JANUARY 6 marked the Feast of the Epiphany aka denaha perunaal, the ritual end of the Christmas season. In traditional homes, Christmas decorations—the star, especially—would have been taken down on that day. In western tradition, the day honours the three Magi and the star that guided them to the cowshed in Bethlehem. While the Magi themselves are variously called the three kings or the three wise men, a constant in the story is that they came from lands to the east of Israel. Every nativity set—from those by Kurt S. Adler to Lego—shows them in turbans and robes. So, many a Christmas story-teller will hint that the Magi journeyed westwards from India.
In grandmothers’ tales in Kerala, you will hear multiple variants of the Magi story, including one that says that they were great astrologers who cast a horoscope and then followed the celestial marker to the baby’s birthplace. Others will tell you that the Magi were not temporal kings, but learned men. Their wealth was their knowledge. And as the east has always venerated knowledge, it is a narrative that we gladly embrace.
Anyway, the Magi would have had a tough time if they were travelling today. If they were setting out from India, they would have had to pass through a tumultuous theatre—Pakistan, Iran, Iraq and into Syria or Saudi Arabia and then into Israel and Palestine. Or, they could have just taken the night flight to Tel Aviv.
COK-TLV is slightly over eight hours; tickets at around Rs50,000.

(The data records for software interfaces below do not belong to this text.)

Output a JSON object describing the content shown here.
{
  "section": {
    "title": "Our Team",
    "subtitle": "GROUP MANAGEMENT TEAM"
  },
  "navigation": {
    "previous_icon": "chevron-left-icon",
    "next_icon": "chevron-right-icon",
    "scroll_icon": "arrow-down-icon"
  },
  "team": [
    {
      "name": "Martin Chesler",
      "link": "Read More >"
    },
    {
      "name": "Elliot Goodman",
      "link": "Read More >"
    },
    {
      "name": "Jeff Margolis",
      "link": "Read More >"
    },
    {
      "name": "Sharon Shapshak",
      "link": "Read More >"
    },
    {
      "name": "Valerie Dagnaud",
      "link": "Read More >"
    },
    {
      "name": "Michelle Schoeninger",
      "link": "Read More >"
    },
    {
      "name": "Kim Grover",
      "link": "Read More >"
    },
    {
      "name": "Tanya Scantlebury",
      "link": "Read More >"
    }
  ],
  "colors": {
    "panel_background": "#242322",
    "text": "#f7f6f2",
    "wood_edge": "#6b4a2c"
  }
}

I am writing this letter to tell you about a trip that THE WEEK took to the region recently, a trip that harks back to an older and more trying time. Special Correspondent Lakshmi Subramanian and Deputy Photo Editor Bhanu Prakash Chandra had been trying for some time now to get into what used to be Islamic State territory in Syria, to visit the camps housing captured IS soldiers and widows. For a long time the project went nowhere and then when it did, it did so rapidly. It was a project with too many moving pieces, most of them out of our control. In addition to the physical risk that is to be expected while travelling in the area, the duo’s health, too, was put to the test. I commend their courage and perseverance to see the project through to the very end. The story of the journey itself, and the accounts of their visit to the camps, form this week’s cover story package.
By the accounts of inmates and administrators, THE WEEK’s journalists are the first Indian media professionals to visit the camps. In keeping with our slogan of Journalism with a Human Touch, what appealed to me most was the interaction with the Indian widow in the Al-Hol camp. She followed her husband on vacation, and how her life changed course! Her story and much more make this package a gripping read.
Let me conclude with some facts that link this conflict-seared region to India. Not many people know that Christianity reached India before it reached Europe. India, by some accounts, is home to the oldest Christian community outside Palestine; the community uses the Syrian rite of worship. It is also a fact that very little remains of that once vibrant community in that region. India’s Syrian Christians celebrate denaha perunaal with the El Payya hymn. God is light, it says. How can God be anything other than a manifestation of light?